The steaks were pan seared. I used a cast iron skillet which is ideal for searing because it holds heat so well. My directions had me add a tablespoon of vegetable oil over medium-high heat. I am never sure which setting on our electric stove, which has a dial marked 1 through 10, corresponds to "medium-high". I tried 6½ but this was too hot as it produced copious amounts of smoke from the oil. I retreated to 5 before adding the meat which seemed to work out well. I cooked the steak for 4 minutes then turned it over, cooking for 6 minutes on the second side. At this point the the internal temperature was about right. I was shooting for 120°-125° for medium rare got reasonably close. The thinner parts of the steak were a little more done and the thicker a little less. All in all, though, the steak had a nice crust and was pink and warm in the middle.

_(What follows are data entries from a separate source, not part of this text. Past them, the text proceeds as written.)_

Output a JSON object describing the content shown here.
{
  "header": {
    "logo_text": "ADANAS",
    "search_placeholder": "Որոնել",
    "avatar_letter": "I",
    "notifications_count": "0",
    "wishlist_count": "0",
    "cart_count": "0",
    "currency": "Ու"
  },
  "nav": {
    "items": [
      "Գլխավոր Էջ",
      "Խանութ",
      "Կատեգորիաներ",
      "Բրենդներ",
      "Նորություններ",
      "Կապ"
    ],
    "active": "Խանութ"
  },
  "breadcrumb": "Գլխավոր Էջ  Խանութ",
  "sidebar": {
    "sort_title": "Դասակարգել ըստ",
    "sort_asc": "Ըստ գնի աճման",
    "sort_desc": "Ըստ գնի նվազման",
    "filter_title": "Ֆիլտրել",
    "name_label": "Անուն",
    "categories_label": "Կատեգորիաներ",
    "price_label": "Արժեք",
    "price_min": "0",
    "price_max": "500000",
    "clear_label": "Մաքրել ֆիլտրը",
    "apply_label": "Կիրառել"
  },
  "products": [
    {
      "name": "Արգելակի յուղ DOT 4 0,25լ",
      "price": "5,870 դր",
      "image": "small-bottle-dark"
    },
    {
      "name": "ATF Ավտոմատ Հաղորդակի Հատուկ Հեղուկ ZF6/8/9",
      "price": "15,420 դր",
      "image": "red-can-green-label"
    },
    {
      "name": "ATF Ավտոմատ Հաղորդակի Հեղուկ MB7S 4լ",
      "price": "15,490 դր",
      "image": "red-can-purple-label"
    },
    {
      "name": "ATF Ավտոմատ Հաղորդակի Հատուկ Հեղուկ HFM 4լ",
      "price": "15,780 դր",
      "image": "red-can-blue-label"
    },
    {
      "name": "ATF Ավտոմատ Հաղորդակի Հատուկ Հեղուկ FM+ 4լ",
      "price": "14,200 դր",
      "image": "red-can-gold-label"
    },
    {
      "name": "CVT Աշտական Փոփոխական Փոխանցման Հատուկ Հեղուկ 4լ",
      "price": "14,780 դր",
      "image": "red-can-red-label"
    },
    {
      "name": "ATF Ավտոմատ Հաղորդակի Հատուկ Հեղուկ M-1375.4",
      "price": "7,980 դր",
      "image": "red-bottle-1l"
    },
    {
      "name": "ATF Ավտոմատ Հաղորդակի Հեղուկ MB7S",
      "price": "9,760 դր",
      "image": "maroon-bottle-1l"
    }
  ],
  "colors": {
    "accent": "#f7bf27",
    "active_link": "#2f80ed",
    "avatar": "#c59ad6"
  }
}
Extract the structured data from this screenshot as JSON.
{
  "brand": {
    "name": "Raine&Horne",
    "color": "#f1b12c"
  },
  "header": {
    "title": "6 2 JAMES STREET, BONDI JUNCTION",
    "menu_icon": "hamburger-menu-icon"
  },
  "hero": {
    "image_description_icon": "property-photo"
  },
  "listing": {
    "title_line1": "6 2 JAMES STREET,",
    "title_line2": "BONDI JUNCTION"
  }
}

Asparagus was cooked on the grill and nothing could have been simpler. The thick ends of the stalks were cut off and the spears drizzled with olive oil and seasoned with some kosher salt and freshly ground pepper. (I use only freshly ground pepper, I believe it's been years since we had a can of ground pepper in the house.) I didn't get the timing quite right with the asparagus, it was done too early and so was overdone when served, being a little limp without the crispness that you would like with a fresh vegetable.

We had some lettuce and tomatoes on hand and so we had a little green salad on the side. We opened a nice bottle of Zinfandel from the Guglielmo Winery which is just down the road in Morgan Hill.

I enjoy making elaborate dishes but I think I enjoy even more the simpler ones which take less time to prepare but are still wonderful to eat. This meal didn't take a lot of time, there was minimal prep needed, and it was all wonderful. I think Diane enjoyed it.

What about Steak Diane? Well, she is partial to that too, but it will have to wait for another day.

Herb Butter from America's Test Kitchen